=== SUPPLIED INFORMATION ===
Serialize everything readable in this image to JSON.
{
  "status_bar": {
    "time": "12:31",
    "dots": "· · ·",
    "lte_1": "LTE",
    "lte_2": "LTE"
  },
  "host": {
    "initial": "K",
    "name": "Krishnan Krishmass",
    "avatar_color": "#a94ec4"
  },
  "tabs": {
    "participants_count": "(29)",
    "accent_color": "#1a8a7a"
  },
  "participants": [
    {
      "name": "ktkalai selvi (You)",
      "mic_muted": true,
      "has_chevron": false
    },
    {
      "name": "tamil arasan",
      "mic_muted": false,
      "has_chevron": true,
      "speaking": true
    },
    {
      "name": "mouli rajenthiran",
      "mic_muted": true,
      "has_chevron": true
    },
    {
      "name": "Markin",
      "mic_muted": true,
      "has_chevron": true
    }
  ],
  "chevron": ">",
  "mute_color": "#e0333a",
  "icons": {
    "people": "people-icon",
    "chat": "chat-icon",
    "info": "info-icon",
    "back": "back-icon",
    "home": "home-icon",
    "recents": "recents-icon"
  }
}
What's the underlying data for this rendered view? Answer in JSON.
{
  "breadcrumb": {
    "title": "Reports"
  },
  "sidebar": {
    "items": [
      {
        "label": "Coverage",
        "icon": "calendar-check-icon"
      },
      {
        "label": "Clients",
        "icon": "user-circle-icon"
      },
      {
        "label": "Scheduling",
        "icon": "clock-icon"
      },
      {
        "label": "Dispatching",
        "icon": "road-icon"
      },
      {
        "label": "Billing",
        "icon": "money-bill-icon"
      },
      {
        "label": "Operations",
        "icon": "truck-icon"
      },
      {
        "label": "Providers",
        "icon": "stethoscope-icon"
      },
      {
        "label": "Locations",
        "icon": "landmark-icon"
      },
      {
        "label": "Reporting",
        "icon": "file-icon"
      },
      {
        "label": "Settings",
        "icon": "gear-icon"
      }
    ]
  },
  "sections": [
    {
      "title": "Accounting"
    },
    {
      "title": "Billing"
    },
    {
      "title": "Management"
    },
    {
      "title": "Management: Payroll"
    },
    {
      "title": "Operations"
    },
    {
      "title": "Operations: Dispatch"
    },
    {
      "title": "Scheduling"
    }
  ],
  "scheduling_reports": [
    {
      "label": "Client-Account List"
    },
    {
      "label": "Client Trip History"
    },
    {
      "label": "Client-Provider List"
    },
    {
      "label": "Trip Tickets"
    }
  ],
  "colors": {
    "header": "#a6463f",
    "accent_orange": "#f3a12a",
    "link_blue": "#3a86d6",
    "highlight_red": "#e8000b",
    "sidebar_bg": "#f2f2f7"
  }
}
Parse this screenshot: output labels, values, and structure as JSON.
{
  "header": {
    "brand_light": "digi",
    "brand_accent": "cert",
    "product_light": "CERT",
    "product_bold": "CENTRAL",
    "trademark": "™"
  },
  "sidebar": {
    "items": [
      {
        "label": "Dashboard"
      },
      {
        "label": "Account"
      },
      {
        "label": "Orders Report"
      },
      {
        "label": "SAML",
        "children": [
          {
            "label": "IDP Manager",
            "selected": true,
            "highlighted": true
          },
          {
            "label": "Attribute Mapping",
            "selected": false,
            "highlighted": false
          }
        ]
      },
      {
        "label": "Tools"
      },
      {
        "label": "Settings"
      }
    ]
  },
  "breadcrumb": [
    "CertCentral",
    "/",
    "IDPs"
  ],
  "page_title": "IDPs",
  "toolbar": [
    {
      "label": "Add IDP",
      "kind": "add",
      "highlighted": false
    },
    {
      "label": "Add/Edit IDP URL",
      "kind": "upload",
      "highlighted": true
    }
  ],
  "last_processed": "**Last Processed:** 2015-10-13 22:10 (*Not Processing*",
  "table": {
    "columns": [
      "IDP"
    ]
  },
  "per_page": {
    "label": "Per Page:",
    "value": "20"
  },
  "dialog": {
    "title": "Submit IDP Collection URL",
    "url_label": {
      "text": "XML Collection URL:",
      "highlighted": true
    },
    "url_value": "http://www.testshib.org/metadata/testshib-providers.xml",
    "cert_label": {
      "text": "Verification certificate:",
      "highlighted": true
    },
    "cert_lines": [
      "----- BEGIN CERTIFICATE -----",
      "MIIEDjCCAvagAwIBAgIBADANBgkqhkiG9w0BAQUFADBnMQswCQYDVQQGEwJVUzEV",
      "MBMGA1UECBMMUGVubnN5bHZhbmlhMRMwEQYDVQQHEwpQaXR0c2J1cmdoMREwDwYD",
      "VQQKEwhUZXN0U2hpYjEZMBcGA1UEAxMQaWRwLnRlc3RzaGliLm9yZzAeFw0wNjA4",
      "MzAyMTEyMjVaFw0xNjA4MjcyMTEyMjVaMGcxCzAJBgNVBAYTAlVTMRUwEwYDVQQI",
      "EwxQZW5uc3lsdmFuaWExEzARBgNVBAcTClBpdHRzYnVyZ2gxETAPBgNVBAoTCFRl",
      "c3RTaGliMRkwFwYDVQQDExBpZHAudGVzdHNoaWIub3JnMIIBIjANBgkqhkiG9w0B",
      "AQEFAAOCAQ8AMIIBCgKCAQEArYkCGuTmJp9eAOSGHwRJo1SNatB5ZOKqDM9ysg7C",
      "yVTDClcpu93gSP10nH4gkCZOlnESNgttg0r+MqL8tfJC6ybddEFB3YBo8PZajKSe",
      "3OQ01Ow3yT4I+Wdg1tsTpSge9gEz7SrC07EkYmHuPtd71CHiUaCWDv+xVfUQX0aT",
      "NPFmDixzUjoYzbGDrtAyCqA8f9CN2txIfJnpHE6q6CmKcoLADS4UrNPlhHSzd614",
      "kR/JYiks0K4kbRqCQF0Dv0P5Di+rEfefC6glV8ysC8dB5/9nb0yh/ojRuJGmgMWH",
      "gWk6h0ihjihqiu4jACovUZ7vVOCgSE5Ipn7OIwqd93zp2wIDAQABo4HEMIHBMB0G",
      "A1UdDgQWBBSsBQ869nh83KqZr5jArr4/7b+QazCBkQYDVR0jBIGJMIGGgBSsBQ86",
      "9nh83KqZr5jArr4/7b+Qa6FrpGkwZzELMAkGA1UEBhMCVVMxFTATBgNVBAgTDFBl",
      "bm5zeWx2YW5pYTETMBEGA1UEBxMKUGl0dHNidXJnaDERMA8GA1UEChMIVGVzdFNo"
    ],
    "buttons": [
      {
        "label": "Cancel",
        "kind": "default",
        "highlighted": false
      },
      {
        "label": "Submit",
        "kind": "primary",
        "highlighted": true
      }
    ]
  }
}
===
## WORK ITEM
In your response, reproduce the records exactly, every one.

## YOUR RESPONSE
Serialize everything readable in this image to JSON.
{
  "status_bar": {
    "time": "12:31",
    "dots": "· · ·",
    "lte_1": "LTE",
    "lte_2": "LTE"
  },
  "host": {
    "initial": "K",
    "name": "Krishnan Krishmass",
    "avatar_color": "#a94ec4"
  },
  "tabs": {
    "participants_count": "(29)",
    "accent_color": "#1a8a7a"
  },
  "participants": [
    {
      "name": "ktkalai selvi (You)",
      "mic_muted": true,
      "has_chevron": false
    },
    {
      "name": "tamil arasan",
      "mic_muted": false,
      "has_chevron": true,
      "speaking": true
    },
    {
      "name": "mouli rajenthiran",
      "mic_muted": true,
      "has_chevron": true
    },
    {
      "name": "Markin",
      "mic_muted": true,
      "has_chevron": true
    }
  ],
  "chevron": ">",
  "mute_color": "#e0333a",
  "icons": {
    "people": "people-icon",
    "chat": "chat-icon",
    "info": "info-icon",
    "back": "back-icon",
    "home": "home-icon",
    "recents": "recents-icon"
  }
}
What's the underlying data for this rendered view? Answer in JSON.
{
  "breadcrumb": {
    "title": "Reports"
  },
  "sidebar": {
    "items": [
      {
        "label": "Coverage",
        "icon": "calendar-check-icon"
      },
      {
        "label": "Clients",
        "icon": "user-circle-icon"
      },
      {
        "label": "Scheduling",
        "icon": "clock-icon"
      },
      {
        "label": "Dispatching",
        "icon": "road-icon"
      },
      {
        "label": "Billing",
        "icon": "money-bill-icon"
      },
      {
        "label": "Operations",
        "icon": "truck-icon"
      },
      {
        "label": "Providers",
        "icon": "stethoscope-icon"
      },
      {
        "label": "Locations",
        "icon": "landmark-icon"
      },
      {
        "label": "Reporting",
        "icon": "file-icon"
      },
      {
        "label": "Settings",
        "icon": "gear-icon"
      }
    ]
  },
  "sections": [
    {
      "title": "Accounting"
    },
    {
      "title": "Billing"
    },
    {
      "title": "Management"
    },
    {
      "title": "Management: Payroll"
    },
    {
      "title": "Operations"
    },
    {
      "title": "Operations: Dispatch"
    },
    {
      "title": "Scheduling"
    }
  ],
  "scheduling_reports": [
    {
      "label": "Client-Account List"
    },
    {
      "label": "Client Trip History"
    },
    {
      "label": "Client-Provider List"
    },
    {
      "label": "Trip Tickets"
    }
  ],
  "colors": {
    "header": "#a6463f",
    "accent_orange": "#f3a12a",
    "link_blue": "#3a86d6",
    "highlight_red": "#e8000b",
    "sidebar_bg": "#f2f2f7"
  }
}
Parse this screenshot: output labels, values, and structure as JSON.
{
  "header": {
    "brand_light": "digi",
    "brand_accent": "cert",
    "product_light": "CERT",
    "product_bold": "CENTRAL",
    "trademark": "™"
  },
  "sidebar": {
    "items": [
      {
        "label": "Dashboard"
      },
      {
        "label": "Account"
      },
      {
        "label": "Orders Report"
      },
      {
        "label": "SAML",
        "children": [
          {
            "label": "IDP Manager",
            "selected": true,
            "highlighted": true
          },
          {
            "label": "Attribute Mapping",
            "selected": false,
            "highlighted": false
          }
        ]
      },
      {
        "label": "Tools"
      },
      {
        "label": "Settings"
      }
    ]
  },
  "breadcrumb": [
    "CertCentral",
    "/",
    "IDPs"
  ],
  "page_title": "IDPs",
  "toolbar": [
    {
      "label": "Add IDP",
      "kind": "add",
      "highlighted": false
    },
    {
      "label": "Add/Edit IDP URL",
      "kind": "upload",
      "highlighted": true
    }
  ],
  "last_processed": "**Last Processed:** 2015-10-13 22:10 (*Not Processing*",
  "table": {
    "columns": [
      "IDP"
    ]
  },
  "per_page": {
    "label": "Per Page:",
    "value": "20"
  },
  "dialog": {
    "title": "Submit IDP Collection URL",
    "url_label": {
      "text": "XML Collection URL:",
      "highlighted": true
    },
    "url_value": "http://www.testshib.org/metadata/testshib-providers.xml",
    "cert_label": {
      "text": "Verification certificate:",
      "highlighted": true
    },
    "cert_lines": [
      "----- BEGIN CERTIFICATE -----",
      "MIIEDjCCAvagAwIBAgIBADANBgkqhkiG9w0BAQUFADBnMQswCQYDVQQGEwJVUzEV",
      "MBMGA1UECBMMUGVubnN5bHZhbmlhMRMwEQYDVQQHEwpQaXR0c2J1cmdoMREwDwYD",
      "VQQKEwhUZXN0U2hpYjEZMBcGA1UEAxMQaWRwLnRlc3RzaGliLm9yZzAeFw0wNjA4",
      "MzAyMTEyMjVaFw0xNjA4MjcyMTEyMjVaMGcxCzAJBgNVBAYTAlVTMRUwEwYDVQQI",
      "EwxQZW5uc3lsdmFuaWExEzARBgNVBAcTClBpdHRzYnVyZ2gxETAPBgNVBAoTCFRl",
      "c3RTaGliMRkwFwYDVQQDExBpZHAudGVzdHNoaWIub3JnMIIBIjANBgkqhkiG9w0B",
      "AQEFAAOCAQ8AMIIBCgKCAQEArYkCGuTmJp9eAOSGHwRJo1SNatB5ZOKqDM9ysg7C",
      "yVTDClcpu93gSP10nH4gkCZOlnESNgttg0r+MqL8tfJC6ybddEFB3YBo8PZajKSe",
      "3OQ01Ow3yT4I+Wdg1tsTpSge9gEz7SrC07EkYmHuPtd71CHiUaCWDv+xVfUQX0aT",
      "NPFmDixzUjoYzbGDrtAyCqA8f9CN2txIfJnpHE6q6CmKcoLADS4UrNPlhHSzd614",
      "kR/JYiks0K4kbRqCQF0Dv0P5Di+rEfefC6glV8ysC8dB5/9nb0yh/ojRuJGmgMWH",
      "gWk6h0ihjihqiu4jACovUZ7vVOCgSE5Ipn7OIwqd93zp2wIDAQABo4HEMIHBMB0G",
      "A1UdDgQWBBSsBQ869nh83KqZr5jArr4/7b+QazCBkQYDVR0jBIGJMIGGgBSsBQ86",
      "9nh83KqZr5jArr4/7b+Qa6FrpGkwZzELMAkGA1UEBhMCVVMxFTATBgNVBAgTDFBl",
      "bm5zeWx2YW5pYTETMBEGA1UEBxMKUGl0dHNidXJnaDERMA8GA1UEChMIVGVzdFNo"
    ],
    "buttons": [
      {
        "label": "Cancel",
        "kind": "default",
        "highlighted": false
      },
      {
        "label": "Submit",
        "kind": "primary",
        "highlighted": true
      }
    ]
  }
}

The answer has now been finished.